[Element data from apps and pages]

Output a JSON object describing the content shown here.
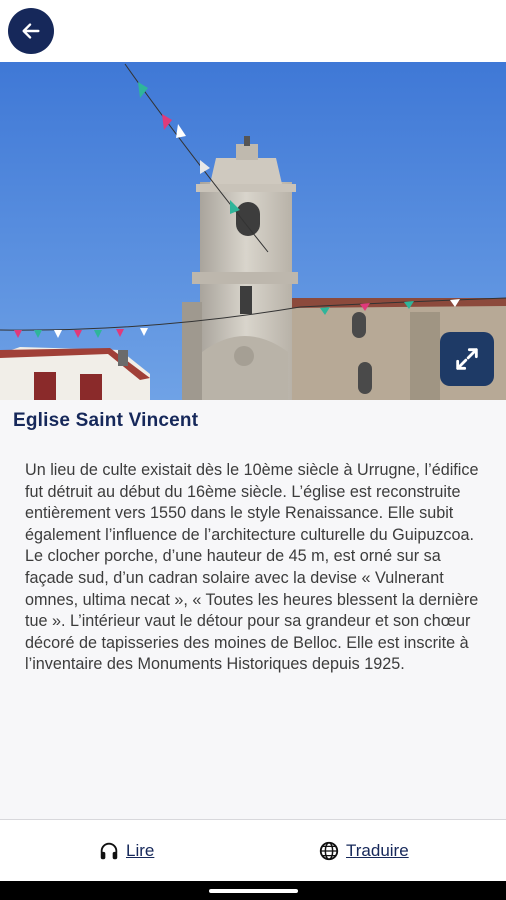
{
  "header": {
    "back_icon": "arrow-left-icon"
  },
  "hero": {
    "alt": "Eglise Saint Vincent photo",
    "expand_icon": "expand-arrows-icon"
  },
  "place": {
    "title": "Eglise Saint Vincent",
    "description": "Un lieu de culte existait dès le 10ème siècle à Urrugne, l’édifice fut détruit au début du 16ème siècle. L’église est reconstruite entièrement vers 1550 dans le style Renaissance. Elle subit également l’influence de l’architecture culturelle du Guipuzcoa. Le clocher porche, d’une hauteur de 45 m, est orné sur sa façade sud, d’un cadran solaire avec la devise « Vulnerant omnes, ultima necat », « Toutes les heures blessent la dernière tue ». L’intérieur vaut le détour pour sa grandeur et son chœur décoré de tapisseries des moines de Belloc. Elle est inscrite à l’inventaire des Monuments Historiques depuis 1925."
  },
  "actions": {
    "read_label": "Lire",
    "read_icon": "headphones-icon",
    "translate_label": "Traduire",
    "translate_icon": "globe-icon"
  },
  "colors": {
    "brand": "#16285a",
    "expand_button": "#1e3a66"
  }
}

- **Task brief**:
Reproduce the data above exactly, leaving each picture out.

- **Result for this exercise**:
Output a JSON object describing the content shown here.
{
  "header": {
    "back_icon": "arrow-left-icon"
  },
  "hero": {
    "alt": "Eglise Saint Vincent photo",
    "expand_icon": "expand-arrows-icon"
  },
  "place": {
    "title": "Eglise Saint Vincent",
    "description": "Un lieu de culte existait dès le 10ème siècle à Urrugne, l’édifice fut détruit au début du 16ème siècle. L’église est reconstruite entièrement vers 1550 dans le style Renaissance. Elle subit également l’influence de l’architecture culturelle du Guipuzcoa. Le clocher porche, d’une hauteur de 45 m, est orné sur sa façade sud, d’un cadran solaire avec la devise « Vulnerant omnes, ultima necat », « Toutes les heures blessent la dernière tue ». L’intérieur vaut le détour pour sa grandeur et son chœur décoré de tapisseries des moines de Belloc. Elle est inscrite à l’inventaire des Monuments Historiques depuis 1925."
  },
  "actions": {
    "read_label": "Lire",
    "read_icon": "headphones-icon",
    "translate_label": "Traduire",
    "translate_icon": "globe-icon"
  },
  "colors": {
    "brand": "#16285a",
    "expand_button": "#1e3a66"
  }
}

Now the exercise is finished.